When I wake, I see her standing, eyes sleepless and dark. She watches me get dressed. She doesn’t even pretend to follow.
When I stand closer to do makeup, she stares. Her eyes are burning into me.
“What do you even want?” I whisper.
She reminds me of a corpse, the stillness of her.
Finally, she moves. She taps the glass. I shake my head.
“I have to go to work.”
Her fist pounds against the glass, and makes me jump. It’s silent.
Maybe I should see a doctor? Maybe something I did in my teen years made my brain wack out. Those...legal substances.
I decided to forget makeup. One day without it wouldn’t hurt. Anything to dash out the door with my bag, rather than watch my mirror self slam and scream silently against the surface.
It was so frightening, the prospect that I may be totally insane. What would they do to me? Would I be locked up, or just be put on some mind-numbing meds?
Would I have to give up my freedom? The life I had worked hard to build?
Would it be safer to seek help? Or should I just keep trying to ignore the mirrors, despite them getting more and more violent each day?
I would try to get to a doctor soon…
My work meeting was agony.
I couldn’t focus.
My boss, Dixon, was standing at the head of the table, gesticulating madly about viewership and marketing. I couldn’t keep my eyes off his reflection. It was bloody, naked, and shivering.
Everyone else in the room was gone, except him. He was crouched down.
Even my reflection was gone…
“Are you listening?” Dixon said, after calling my name. It was impossible to tear my gaze away from his strange counterpart body.
“Yes,” I lied. It was a terrible, shaky lie. Dixon was silent, before continuing his speech.
Soon everyone got up to get back to work. Dixon called my name and asked me to stay. Please God, no. Not in this room with the horrible sight.
“What’s up?” He asked, edge to his voice.
“Nothing,” I said. It was difficult to keep my eyes trained on him. The Dixon in the mirror had his back facing me.
“What’s really going on. You’re not acting at all like yourself.”
I shrugged and avoided his eye line. His silence became a heavy weight on my chest.
“I’m just going through some personal…issues,” I mumbled.
“I see. If there's anything I can do to help…I need to keep my employees in top form.” He turned to look at where I was staring.
His mirror self turned to stare at me.
“I’m doing fine,” I said, overwhelmed with nausea. “I have to go.”
I gave Dixon a weak smile and quickly paced to the exit. The clear door clicked softly behind me.
I looked behind me, to Dixon.
A face stared at me, too close for comfort. My reflection, hideously bruised. I stifled a scream and jumped back.
I had to go home. Maybe to an ER.
My reflection smiled villainously, pleased with my fright. She then curled her fingers. Once. Twice. Come.

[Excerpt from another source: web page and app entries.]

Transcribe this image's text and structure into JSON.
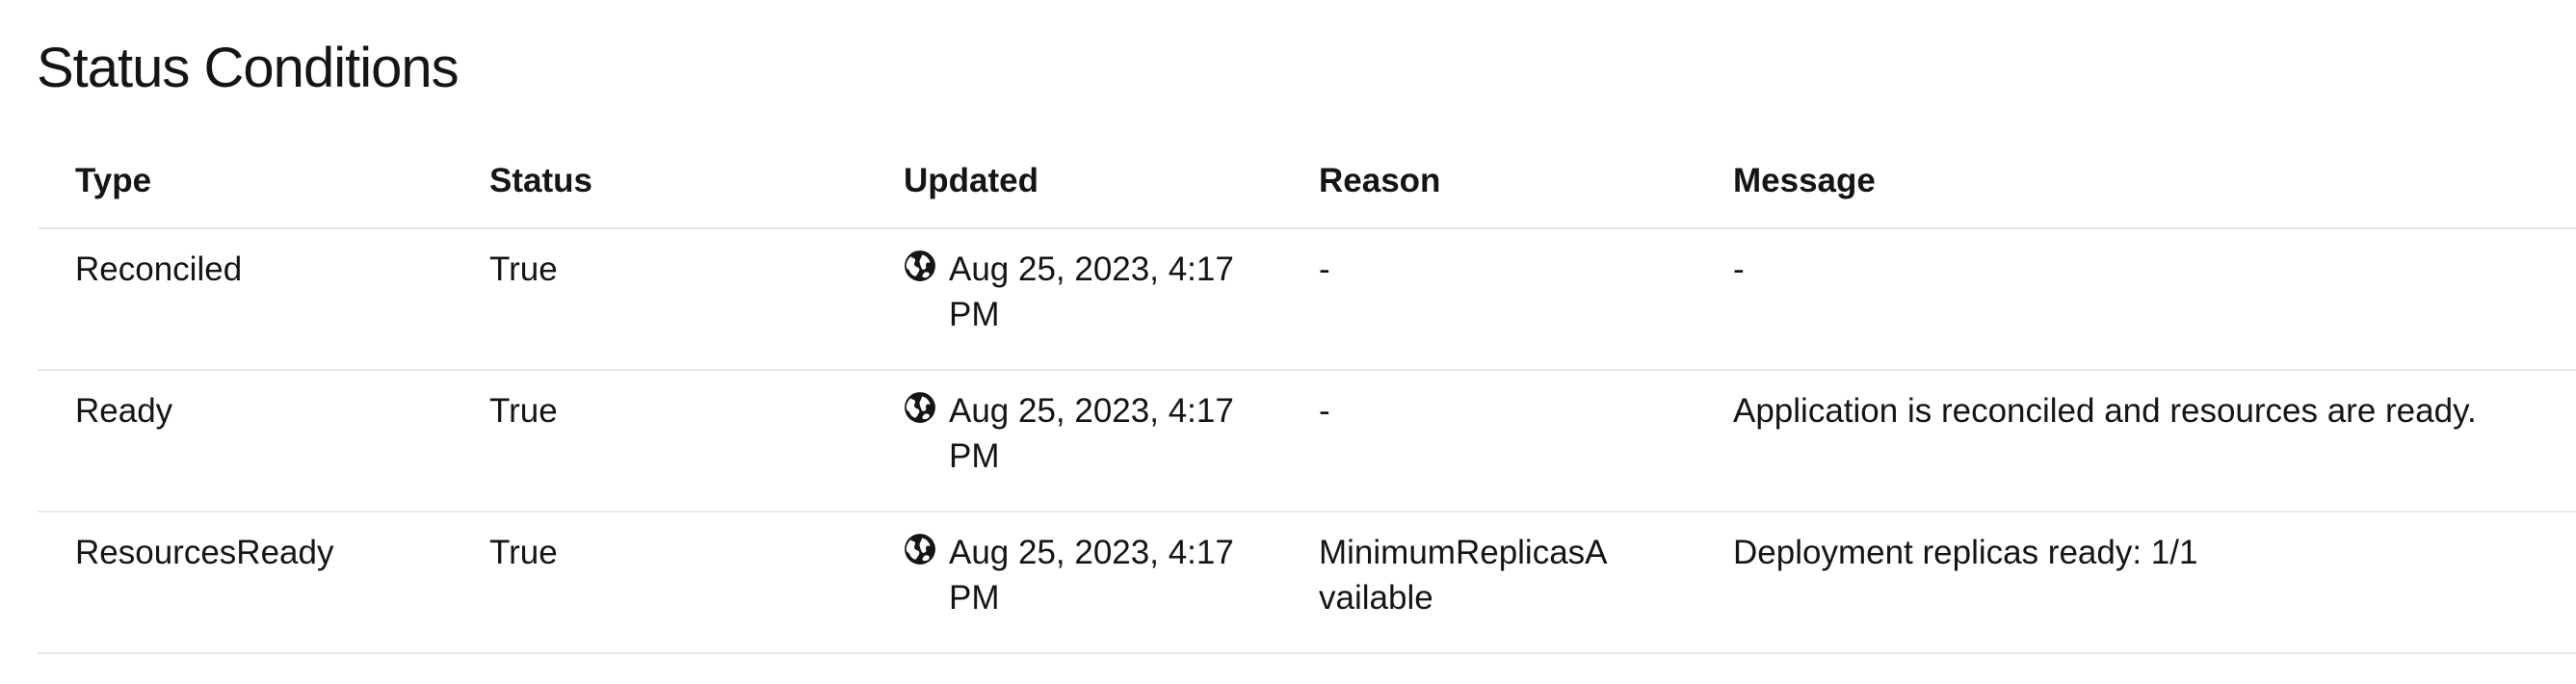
{
  "section": {
    "title": "Status Conditions"
  },
  "table": {
    "columns": {
      "type": "Type",
      "status": "Status",
      "updated": "Updated",
      "reason": "Reason",
      "message": "Message"
    },
    "rows": [
      {
        "type": "Reconciled",
        "status": "True",
        "updated": "Aug 25, 2023, 4:17 PM",
        "updated_icon": "globe-icon",
        "reason": "-",
        "message": "-"
      },
      {
        "type": "Ready",
        "status": "True",
        "updated": "Aug 25, 2023, 4:17 PM",
        "updated_icon": "globe-icon",
        "reason": "-",
        "message": "Application is reconciled and resources are ready."
      },
      {
        "type": "ResourcesReady",
        "status": "True",
        "updated": "Aug 25, 2023, 4:17 PM",
        "updated_icon": "globe-icon",
        "reason": "MinimumReplicasAvailable",
        "message": "Deployment replicas ready: 1/1"
      }
    ]
  },
  "colors": {
    "text": "#151515",
    "divider": "#e6e6e6",
    "background": "#ffffff"
  }
}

I walked stiffly down the hall, and easily out of the building without question. No one stopped to ask me where I was going.
Outside the shop glass, I could see the fire in the reflection. The city looked as though it was caving in.
She was right next to me, crusty with blood and sweat. She matched my terrifying pace.
Home. I needed to get home. I could call…someone? I’d figure it out.
She was beside me. She knew where I was going. She knew.